| What is required |
Filter the entries and keep only the lines where the string "request" appears.

═════ Data provided

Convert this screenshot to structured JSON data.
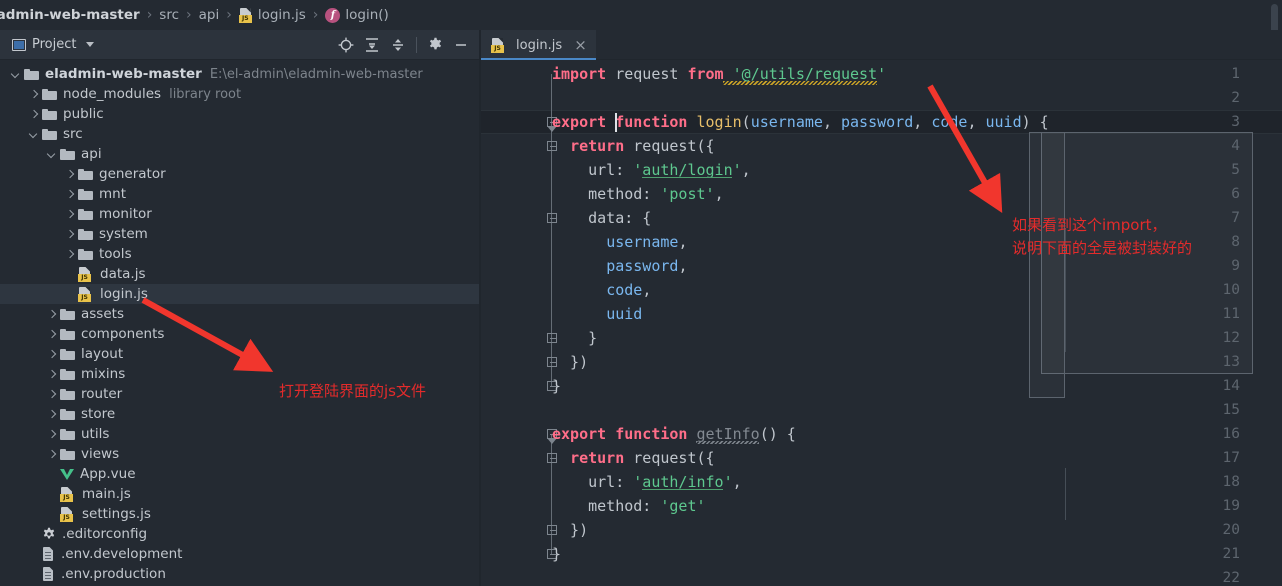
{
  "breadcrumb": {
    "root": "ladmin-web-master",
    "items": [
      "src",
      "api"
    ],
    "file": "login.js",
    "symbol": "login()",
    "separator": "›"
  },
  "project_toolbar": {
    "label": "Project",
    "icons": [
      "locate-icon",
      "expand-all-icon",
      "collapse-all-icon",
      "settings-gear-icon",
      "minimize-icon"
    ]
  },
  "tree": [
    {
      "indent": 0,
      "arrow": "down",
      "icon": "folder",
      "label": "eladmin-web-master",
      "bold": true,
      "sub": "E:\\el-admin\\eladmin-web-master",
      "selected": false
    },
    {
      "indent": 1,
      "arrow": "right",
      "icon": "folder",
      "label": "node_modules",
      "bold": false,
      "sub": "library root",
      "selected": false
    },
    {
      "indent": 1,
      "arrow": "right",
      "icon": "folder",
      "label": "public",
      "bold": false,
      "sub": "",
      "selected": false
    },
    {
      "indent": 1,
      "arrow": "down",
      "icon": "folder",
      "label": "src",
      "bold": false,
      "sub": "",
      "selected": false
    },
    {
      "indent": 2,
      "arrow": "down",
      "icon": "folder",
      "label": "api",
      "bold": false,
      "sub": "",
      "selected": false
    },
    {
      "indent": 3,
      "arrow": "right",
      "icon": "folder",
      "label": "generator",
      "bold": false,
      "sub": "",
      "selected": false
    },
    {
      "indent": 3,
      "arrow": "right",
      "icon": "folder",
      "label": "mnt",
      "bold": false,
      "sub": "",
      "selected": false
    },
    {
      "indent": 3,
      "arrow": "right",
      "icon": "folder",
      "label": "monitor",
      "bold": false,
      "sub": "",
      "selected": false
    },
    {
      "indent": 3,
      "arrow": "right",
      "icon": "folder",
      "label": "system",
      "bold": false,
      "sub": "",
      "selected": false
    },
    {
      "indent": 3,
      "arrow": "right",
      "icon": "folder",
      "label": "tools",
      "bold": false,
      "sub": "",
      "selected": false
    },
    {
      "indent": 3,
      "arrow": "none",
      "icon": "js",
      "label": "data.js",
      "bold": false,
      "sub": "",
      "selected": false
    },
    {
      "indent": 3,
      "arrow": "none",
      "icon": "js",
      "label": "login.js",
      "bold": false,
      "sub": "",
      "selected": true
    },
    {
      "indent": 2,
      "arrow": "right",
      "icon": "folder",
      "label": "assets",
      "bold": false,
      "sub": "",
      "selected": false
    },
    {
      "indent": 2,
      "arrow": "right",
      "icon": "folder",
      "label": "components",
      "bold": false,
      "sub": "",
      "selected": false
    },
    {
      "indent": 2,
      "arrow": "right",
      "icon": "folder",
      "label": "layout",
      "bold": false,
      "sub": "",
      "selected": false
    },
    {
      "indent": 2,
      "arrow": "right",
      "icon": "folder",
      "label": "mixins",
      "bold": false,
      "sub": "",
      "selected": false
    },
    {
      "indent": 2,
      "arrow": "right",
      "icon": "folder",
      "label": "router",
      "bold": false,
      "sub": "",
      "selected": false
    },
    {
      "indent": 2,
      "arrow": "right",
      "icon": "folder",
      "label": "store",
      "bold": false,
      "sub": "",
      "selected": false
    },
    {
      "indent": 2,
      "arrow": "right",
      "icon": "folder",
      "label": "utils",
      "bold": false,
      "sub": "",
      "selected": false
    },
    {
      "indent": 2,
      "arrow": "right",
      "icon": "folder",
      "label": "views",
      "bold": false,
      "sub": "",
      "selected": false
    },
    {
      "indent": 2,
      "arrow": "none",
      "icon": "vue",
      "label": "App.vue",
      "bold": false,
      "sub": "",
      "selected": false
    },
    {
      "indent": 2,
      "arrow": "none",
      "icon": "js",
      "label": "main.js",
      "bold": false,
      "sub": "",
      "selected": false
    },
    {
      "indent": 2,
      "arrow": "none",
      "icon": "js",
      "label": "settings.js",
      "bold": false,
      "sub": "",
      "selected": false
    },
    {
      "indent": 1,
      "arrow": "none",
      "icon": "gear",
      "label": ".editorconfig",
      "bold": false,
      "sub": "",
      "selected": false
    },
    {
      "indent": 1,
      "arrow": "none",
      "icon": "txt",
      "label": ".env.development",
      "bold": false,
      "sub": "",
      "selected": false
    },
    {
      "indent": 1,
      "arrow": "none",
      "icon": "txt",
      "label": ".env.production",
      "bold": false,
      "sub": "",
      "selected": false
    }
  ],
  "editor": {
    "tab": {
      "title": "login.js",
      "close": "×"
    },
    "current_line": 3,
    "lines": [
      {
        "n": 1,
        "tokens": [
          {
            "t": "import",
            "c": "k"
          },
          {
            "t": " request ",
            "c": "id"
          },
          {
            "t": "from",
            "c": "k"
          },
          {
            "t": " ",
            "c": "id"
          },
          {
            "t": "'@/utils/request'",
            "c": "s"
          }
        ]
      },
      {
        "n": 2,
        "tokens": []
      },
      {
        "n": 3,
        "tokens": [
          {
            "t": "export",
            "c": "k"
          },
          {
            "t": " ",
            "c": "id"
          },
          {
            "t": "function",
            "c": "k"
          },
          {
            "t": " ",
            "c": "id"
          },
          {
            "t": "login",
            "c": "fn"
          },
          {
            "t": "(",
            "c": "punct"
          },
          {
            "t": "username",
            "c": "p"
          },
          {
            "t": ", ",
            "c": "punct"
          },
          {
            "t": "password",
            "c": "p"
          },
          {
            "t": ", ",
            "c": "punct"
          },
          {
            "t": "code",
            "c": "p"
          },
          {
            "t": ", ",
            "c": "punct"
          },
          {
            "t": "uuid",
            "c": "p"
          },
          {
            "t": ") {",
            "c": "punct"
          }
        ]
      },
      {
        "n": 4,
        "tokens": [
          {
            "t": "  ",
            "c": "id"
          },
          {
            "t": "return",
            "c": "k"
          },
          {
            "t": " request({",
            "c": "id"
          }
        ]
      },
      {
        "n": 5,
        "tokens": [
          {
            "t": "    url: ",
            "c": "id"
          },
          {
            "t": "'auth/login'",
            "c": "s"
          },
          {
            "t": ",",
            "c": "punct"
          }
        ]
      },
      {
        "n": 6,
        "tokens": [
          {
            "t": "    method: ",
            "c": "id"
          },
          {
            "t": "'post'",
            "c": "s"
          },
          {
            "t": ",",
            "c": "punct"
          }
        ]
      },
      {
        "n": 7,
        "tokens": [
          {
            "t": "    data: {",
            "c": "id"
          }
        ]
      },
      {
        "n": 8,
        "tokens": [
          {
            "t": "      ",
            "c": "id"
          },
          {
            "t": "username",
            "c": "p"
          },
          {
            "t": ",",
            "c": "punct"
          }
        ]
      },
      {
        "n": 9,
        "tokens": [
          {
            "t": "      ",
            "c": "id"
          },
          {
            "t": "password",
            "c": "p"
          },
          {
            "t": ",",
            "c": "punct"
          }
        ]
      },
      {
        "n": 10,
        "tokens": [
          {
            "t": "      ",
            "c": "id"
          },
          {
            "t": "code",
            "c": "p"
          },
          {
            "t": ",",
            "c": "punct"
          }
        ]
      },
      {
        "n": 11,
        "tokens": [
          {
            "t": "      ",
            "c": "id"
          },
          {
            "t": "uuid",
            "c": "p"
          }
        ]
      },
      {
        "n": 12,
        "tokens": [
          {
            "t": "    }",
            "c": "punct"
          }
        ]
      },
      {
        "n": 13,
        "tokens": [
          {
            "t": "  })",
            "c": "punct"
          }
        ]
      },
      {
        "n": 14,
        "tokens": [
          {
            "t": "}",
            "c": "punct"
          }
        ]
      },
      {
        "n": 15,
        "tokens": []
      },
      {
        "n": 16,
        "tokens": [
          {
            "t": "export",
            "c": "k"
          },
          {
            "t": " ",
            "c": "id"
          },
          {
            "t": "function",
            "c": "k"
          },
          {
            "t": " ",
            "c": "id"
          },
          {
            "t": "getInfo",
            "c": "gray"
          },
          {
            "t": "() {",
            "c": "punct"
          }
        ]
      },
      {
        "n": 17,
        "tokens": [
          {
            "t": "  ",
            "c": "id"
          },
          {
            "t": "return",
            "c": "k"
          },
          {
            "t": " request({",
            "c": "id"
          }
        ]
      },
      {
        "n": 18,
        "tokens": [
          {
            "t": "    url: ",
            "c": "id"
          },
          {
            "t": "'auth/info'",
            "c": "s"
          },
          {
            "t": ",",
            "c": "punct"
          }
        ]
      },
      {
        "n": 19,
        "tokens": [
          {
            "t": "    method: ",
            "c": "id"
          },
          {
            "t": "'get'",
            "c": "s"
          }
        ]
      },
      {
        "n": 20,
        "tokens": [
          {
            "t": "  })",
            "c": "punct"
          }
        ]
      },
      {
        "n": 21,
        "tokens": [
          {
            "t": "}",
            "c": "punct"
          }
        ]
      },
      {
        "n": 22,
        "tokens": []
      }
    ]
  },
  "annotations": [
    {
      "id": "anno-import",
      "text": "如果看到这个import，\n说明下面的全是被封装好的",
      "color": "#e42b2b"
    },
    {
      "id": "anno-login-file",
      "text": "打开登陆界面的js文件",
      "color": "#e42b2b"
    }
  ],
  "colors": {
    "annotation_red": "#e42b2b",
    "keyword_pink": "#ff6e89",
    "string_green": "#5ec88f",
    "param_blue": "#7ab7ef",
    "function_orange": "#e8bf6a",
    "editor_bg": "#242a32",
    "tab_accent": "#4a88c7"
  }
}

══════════

| Written response |
            "t": " request ",
            "t": "'@/utils/request'",
            "t": " request({",
            "t": " request({",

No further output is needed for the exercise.